━━━ Data in this exercise ━━━

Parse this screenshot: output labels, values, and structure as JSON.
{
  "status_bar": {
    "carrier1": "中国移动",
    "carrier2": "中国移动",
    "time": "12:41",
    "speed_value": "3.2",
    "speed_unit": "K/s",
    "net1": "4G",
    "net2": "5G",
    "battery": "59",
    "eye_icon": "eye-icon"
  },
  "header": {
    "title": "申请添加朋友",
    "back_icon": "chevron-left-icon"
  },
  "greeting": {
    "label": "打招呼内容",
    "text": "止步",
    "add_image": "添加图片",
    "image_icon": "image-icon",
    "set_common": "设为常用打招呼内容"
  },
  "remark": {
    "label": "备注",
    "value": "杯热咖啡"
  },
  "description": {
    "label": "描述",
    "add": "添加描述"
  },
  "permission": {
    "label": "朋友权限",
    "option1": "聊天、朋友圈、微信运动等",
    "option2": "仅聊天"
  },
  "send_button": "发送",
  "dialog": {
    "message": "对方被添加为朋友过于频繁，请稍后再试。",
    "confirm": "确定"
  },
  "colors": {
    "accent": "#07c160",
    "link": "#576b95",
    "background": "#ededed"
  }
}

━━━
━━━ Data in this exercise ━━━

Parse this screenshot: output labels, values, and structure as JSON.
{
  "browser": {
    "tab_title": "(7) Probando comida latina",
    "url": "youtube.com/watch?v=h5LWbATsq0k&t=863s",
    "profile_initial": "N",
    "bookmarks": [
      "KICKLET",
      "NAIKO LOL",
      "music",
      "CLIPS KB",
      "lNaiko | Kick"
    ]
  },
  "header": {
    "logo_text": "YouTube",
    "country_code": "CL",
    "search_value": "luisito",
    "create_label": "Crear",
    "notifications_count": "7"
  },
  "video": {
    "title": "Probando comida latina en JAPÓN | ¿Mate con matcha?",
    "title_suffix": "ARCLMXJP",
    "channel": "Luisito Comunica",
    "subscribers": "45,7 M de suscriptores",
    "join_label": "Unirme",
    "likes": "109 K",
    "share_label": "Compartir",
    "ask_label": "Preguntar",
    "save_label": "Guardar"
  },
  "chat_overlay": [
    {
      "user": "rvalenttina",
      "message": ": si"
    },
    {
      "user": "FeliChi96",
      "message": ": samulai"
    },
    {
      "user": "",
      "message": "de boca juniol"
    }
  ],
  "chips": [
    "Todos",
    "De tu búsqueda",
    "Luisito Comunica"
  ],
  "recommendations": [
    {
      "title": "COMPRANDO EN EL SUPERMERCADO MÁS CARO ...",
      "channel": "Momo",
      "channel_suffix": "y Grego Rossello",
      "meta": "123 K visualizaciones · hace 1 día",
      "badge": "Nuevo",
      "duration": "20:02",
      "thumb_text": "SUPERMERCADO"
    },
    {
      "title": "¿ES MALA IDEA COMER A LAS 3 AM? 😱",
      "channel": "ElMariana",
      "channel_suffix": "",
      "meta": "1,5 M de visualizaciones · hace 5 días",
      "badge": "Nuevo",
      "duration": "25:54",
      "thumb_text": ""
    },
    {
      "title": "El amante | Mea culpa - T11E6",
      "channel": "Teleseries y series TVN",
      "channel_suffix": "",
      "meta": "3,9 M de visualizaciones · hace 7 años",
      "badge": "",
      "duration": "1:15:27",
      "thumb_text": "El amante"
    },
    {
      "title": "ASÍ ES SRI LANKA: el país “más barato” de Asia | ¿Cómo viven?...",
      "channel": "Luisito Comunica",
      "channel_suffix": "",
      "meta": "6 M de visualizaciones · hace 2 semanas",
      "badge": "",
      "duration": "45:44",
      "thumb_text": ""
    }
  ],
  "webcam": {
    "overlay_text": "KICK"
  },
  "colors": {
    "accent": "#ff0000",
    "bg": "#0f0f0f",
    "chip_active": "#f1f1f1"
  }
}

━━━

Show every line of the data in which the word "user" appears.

--- Exercise answer ---
      "user": "rvalenttina",
      "user": "FeliChi96",
      "user": "",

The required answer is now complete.